Thursday, November 03, 2005

Will blogs be subject to campaign finance laws?

The Online Freedom of Speech Act has failed to pass the House of Representatives. The bill would have exempted websites and blogs such as this one from the Federal Election Campaign Finance Act of 1971.

The purpose and spirit of FECFA was to prevent wealthy people and corporations from excessesively influencing federal elections. The House Democrats that voted against this bill were worried that OFSA would allow a massive loophole in FECFA.

However, as the law currently stands, FECFA could be used as a legal club against anyone with a political website or blog. Would they really come after me for speaking my mind online?

Let's find out. I hearby announce that I have no intention of making an effort to comply with the Federal Election Campaign Finance Act of 1971 when it comes to posts and comments made on my personal blog. I shall repeat this announcement next year, an election year in which that law will become relevant. Come and arrest me. I could use the publicity.


  1. Sadly, this has come to pass. If you link to, say, my campaign website on your blog, you will have made a campaign contribution to my campaign, according to the law.

    I have an entry on my blog on this topic.

  2. OK. I have no intention of getting anyone else in trouble unless they want to be in trouble. I don't think linking to your blog would grt you in trouble, because anyone can do it without your knowledge or consent. Do I have to fill out a form or something to keep you clean?
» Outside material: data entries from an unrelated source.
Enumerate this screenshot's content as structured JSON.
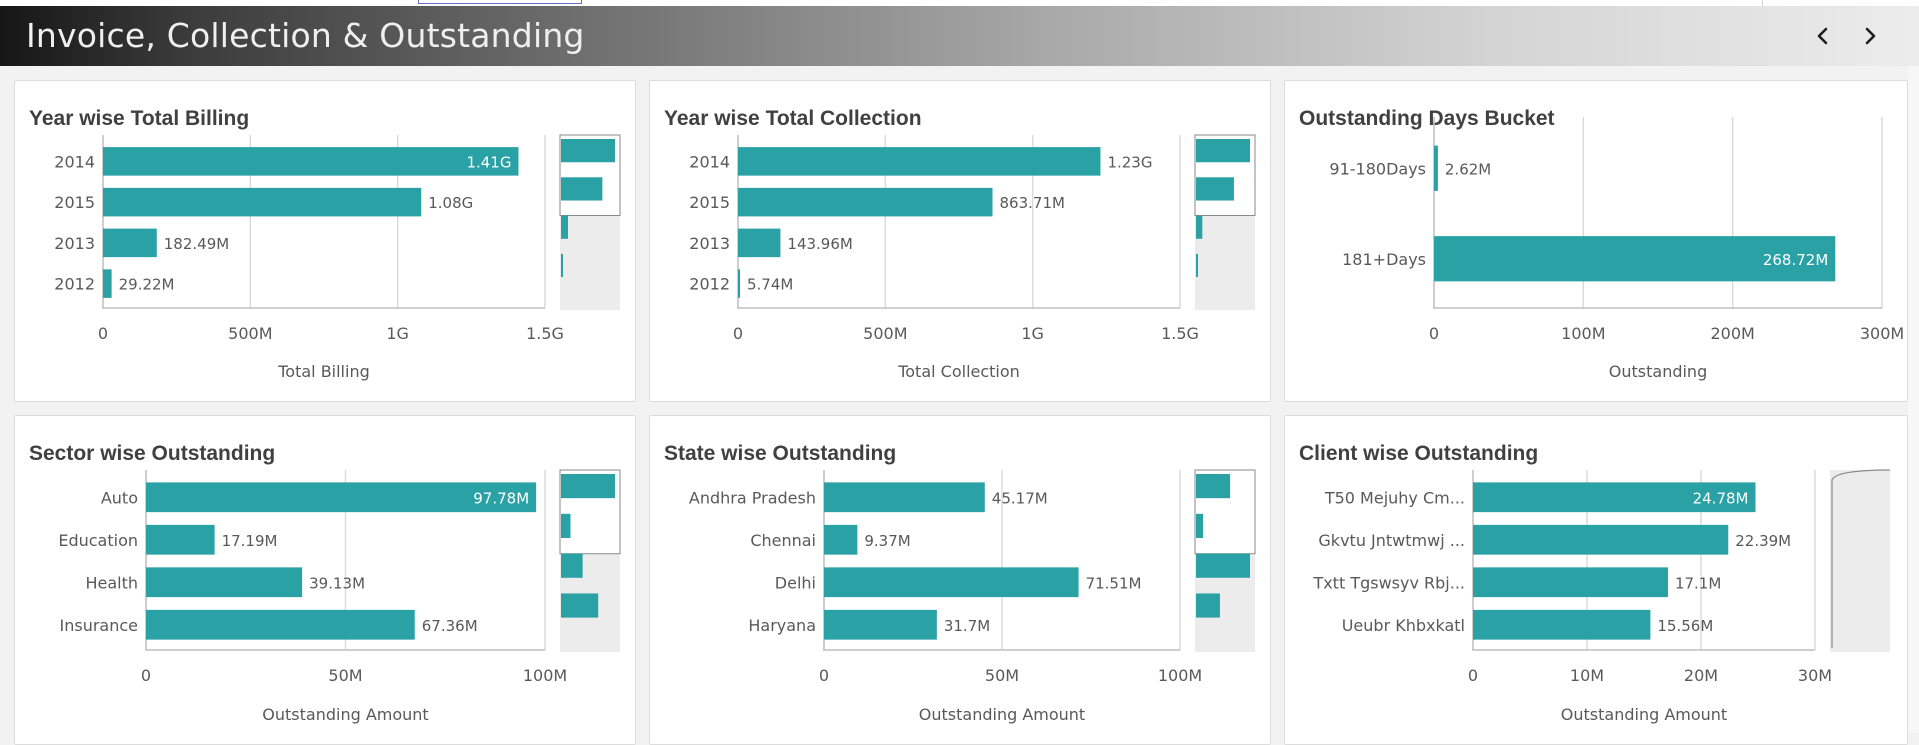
{
  "page": {
    "title": "Invoice, Collection & Outstanding",
    "nav": {
      "prev_icon": "chevron-left-icon",
      "next_icon": "chevron-right-icon"
    },
    "colors": {
      "bar": "#2aa1a5",
      "grid": "#d9d9d9",
      "title": "#404040",
      "label": "#595959"
    }
  },
  "chart_data": [
    {
      "id": "billing",
      "type": "bar",
      "orientation": "horizontal",
      "title": "Year wise Total Billing",
      "categories": [
        "2014",
        "2015",
        "2013",
        "2012"
      ],
      "values": [
        1410000000,
        1080000000,
        182490000,
        29220000
      ],
      "value_labels": [
        "1.41G",
        "1.08G",
        "182.49M",
        "29.22M"
      ],
      "xlabel": "Total Billing",
      "xlim": [
        0,
        1500000000
      ],
      "ticks": [
        0,
        500000000,
        1000000000,
        1500000000
      ],
      "tick_labels": [
        "0",
        "500M",
        "1G",
        "1.5G"
      ],
      "mini_chart": true,
      "grid": true
    },
    {
      "id": "collection",
      "type": "bar",
      "orientation": "horizontal",
      "title": "Year wise Total Collection",
      "categories": [
        "2014",
        "2015",
        "2013",
        "2012"
      ],
      "values": [
        1230000000,
        863710000,
        143960000,
        5740000
      ],
      "value_labels": [
        "1.23G",
        "863.71M",
        "143.96M",
        "5.74M"
      ],
      "xlabel": "Total Collection",
      "xlim": [
        0,
        1500000000
      ],
      "ticks": [
        0,
        500000000,
        1000000000,
        1500000000
      ],
      "tick_labels": [
        "0",
        "500M",
        "1G",
        "1.5G"
      ],
      "mini_chart": true,
      "grid": true
    },
    {
      "id": "bucket",
      "type": "bar",
      "orientation": "horizontal",
      "title": "Outstanding Days Bucket",
      "categories": [
        "91-180Days",
        "181+Days"
      ],
      "values": [
        2620000,
        268720000
      ],
      "value_labels": [
        "2.62M",
        "268.72M"
      ],
      "xlabel": "Outstanding",
      "xlim": [
        0,
        300000000
      ],
      "ticks": [
        0,
        100000000,
        200000000,
        300000000
      ],
      "tick_labels": [
        "0",
        "100M",
        "200M",
        "300M"
      ],
      "mini_chart": false,
      "grid": true
    },
    {
      "id": "sector",
      "type": "bar",
      "orientation": "horizontal",
      "title": "Sector wise Outstanding",
      "categories": [
        "Auto",
        "Education",
        "Health",
        "Insurance"
      ],
      "values": [
        97780000,
        17190000,
        39130000,
        67360000
      ],
      "value_labels": [
        "97.78M",
        "17.19M",
        "39.13M",
        "67.36M"
      ],
      "xlabel": "Outstanding Amount",
      "xlim": [
        0,
        100000000
      ],
      "ticks": [
        0,
        50000000,
        100000000
      ],
      "tick_labels": [
        "0",
        "50M",
        "100M"
      ],
      "mini_chart": true,
      "grid": true
    },
    {
      "id": "state",
      "type": "bar",
      "orientation": "horizontal",
      "title": "State wise Outstanding",
      "categories": [
        "Andhra Pradesh",
        "Chennai",
        "Delhi",
        "Haryana"
      ],
      "values": [
        45170000,
        9370000,
        71510000,
        31700000
      ],
      "value_labels": [
        "45.17M",
        "9.37M",
        "71.51M",
        "31.7M"
      ],
      "xlabel": "Outstanding Amount",
      "xlim": [
        0,
        100000000
      ],
      "ticks": [
        0,
        50000000,
        100000000
      ],
      "tick_labels": [
        "0",
        "50M",
        "100M"
      ],
      "mini_chart": true,
      "grid": true
    },
    {
      "id": "client",
      "type": "bar",
      "orientation": "horizontal",
      "title": "Client wise Outstanding",
      "categories": [
        "T50 Mejuhy Cm...",
        "Gkvtu Jntwtmwj ...",
        "Txtt Tgswsyv Rbj...",
        "Ueubr Khbxkatl"
      ],
      "values": [
        24780000,
        22390000,
        17100000,
        15560000
      ],
      "value_labels": [
        "24.78M",
        "22.39M",
        "17.1M",
        "15.56M"
      ],
      "xlabel": "Outstanding Amount",
      "xlim": [
        0,
        30000000
      ],
      "ticks": [
        0,
        10000000,
        20000000,
        30000000
      ],
      "tick_labels": [
        "0",
        "10M",
        "20M",
        "30M"
      ],
      "mini_chart": true,
      "grid": true
    }
  ]
}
Is there a tangible way of dertimining the dollar value of a blog that maybe about 10 people read on a regular basis? Is the issue moot even if a FEC bureaucrat is reading this?